Call Me By Your Name completes Luca Guadagnino’s ‘Desire Trilogy’ offering some powerful eroticism and raunchiness, a pair of uninhibited lead performances and, it must be said, a certain tendency to ramble on just a bit.
With a script by no less than James Ivory as drawn from André Aciman’s 2007 novel, it’s a multilingual coming-of-age story in which the two lovers just happen to be guys.
In a fairly convincing-looking 1983 we meet 17 year old Elio (the New-York-born Timothée Chalamet), who lives somewhere in the gorgeous Northern Italian countryside with his parents (Michael Stuhlbarg and Amira Casar) and is enjoying an aimless summer. His Dad is a professor of archaeology and he invites an American student named Oliver (Armie Hammer, initially cast after he appeared in The Social Network) to work with him for six weeks as they tend to academic paperwork and check out recently uncovered ruins. When Elio and Oliver first meet there’s no spark, yet, somehow, Elio finds himself increasingly uneased and edgy without really knowing why.

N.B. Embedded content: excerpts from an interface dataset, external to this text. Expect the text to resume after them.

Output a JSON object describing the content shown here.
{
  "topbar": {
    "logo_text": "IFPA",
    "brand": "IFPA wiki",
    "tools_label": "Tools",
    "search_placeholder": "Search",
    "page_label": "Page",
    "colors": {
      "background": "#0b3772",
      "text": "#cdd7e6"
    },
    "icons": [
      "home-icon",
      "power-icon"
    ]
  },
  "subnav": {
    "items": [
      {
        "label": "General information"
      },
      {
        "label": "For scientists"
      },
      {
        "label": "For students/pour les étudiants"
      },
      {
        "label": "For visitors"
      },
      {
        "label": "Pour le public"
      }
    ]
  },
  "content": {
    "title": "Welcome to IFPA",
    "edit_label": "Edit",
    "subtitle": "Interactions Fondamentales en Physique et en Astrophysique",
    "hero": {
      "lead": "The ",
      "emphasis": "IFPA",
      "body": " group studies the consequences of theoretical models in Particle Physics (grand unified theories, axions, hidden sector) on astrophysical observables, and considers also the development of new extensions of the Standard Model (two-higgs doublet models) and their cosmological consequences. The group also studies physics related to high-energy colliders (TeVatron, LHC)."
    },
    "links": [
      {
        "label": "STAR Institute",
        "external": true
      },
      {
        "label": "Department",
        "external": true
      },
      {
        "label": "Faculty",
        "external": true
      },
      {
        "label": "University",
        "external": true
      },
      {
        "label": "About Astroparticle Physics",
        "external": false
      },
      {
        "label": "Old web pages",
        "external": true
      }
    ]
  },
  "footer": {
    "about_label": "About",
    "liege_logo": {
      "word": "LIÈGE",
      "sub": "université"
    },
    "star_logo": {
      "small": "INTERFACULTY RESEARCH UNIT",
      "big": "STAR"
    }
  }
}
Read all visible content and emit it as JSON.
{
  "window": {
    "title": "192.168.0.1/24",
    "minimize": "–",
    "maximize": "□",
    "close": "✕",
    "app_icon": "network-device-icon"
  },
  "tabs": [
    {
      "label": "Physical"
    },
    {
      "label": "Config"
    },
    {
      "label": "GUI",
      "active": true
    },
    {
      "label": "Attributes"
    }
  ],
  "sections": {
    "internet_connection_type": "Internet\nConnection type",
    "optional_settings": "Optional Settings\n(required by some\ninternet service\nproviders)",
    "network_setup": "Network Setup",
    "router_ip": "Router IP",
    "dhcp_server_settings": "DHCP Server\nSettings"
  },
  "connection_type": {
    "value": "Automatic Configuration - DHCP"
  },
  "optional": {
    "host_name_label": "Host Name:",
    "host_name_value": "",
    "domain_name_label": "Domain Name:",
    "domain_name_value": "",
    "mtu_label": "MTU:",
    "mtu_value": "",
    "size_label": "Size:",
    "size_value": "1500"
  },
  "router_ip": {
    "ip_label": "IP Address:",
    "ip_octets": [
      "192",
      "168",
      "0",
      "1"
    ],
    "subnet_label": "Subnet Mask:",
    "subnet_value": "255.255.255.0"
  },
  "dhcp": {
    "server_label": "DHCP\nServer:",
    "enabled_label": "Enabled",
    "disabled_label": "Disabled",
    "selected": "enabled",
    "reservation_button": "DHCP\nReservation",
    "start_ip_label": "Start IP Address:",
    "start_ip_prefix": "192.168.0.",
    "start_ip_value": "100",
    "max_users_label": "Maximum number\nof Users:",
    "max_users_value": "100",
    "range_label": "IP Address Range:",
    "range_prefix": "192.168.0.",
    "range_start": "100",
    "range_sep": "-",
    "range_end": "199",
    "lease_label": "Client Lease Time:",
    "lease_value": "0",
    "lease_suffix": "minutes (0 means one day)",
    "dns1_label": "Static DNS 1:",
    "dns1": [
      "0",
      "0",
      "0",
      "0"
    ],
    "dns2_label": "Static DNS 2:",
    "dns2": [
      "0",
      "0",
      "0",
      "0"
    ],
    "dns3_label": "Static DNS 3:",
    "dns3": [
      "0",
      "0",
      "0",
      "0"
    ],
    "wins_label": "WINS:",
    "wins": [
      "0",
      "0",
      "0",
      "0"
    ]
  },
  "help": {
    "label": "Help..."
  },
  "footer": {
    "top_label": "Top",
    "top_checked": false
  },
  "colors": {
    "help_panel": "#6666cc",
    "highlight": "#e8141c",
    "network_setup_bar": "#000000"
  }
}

A proper attraction between the two does develop, however, as they take walks, cycle through town and beyond, open up about their lives, exchange sharp jokes about their Jewishness and, later, when Elio watches the hunky Oliver dance with swooning girls at a disco (where The Psychedelic Furs’ Love My Way pointedly plays). Elio tries to start something with a visiting French student named Marzia (Esther Garrel) to distract himself, but it’s too late. Soon he and Oliver are enjoying an intense summertime romance in scenes that aren’t especially explicit but nevertheless prove steamy.
Too long at 132 minutes, Guadagnino’s Call Me By Your Name still has much that impresses, from the beautiful, sometimes sun-struck cinematography to the occasionally cutting humour to Timothée’s spot-on portrayal of surly teenage awkwardness to Hammer’s more knowing sexiness.
Rated M. Call Me By Your Name is in cinemas now.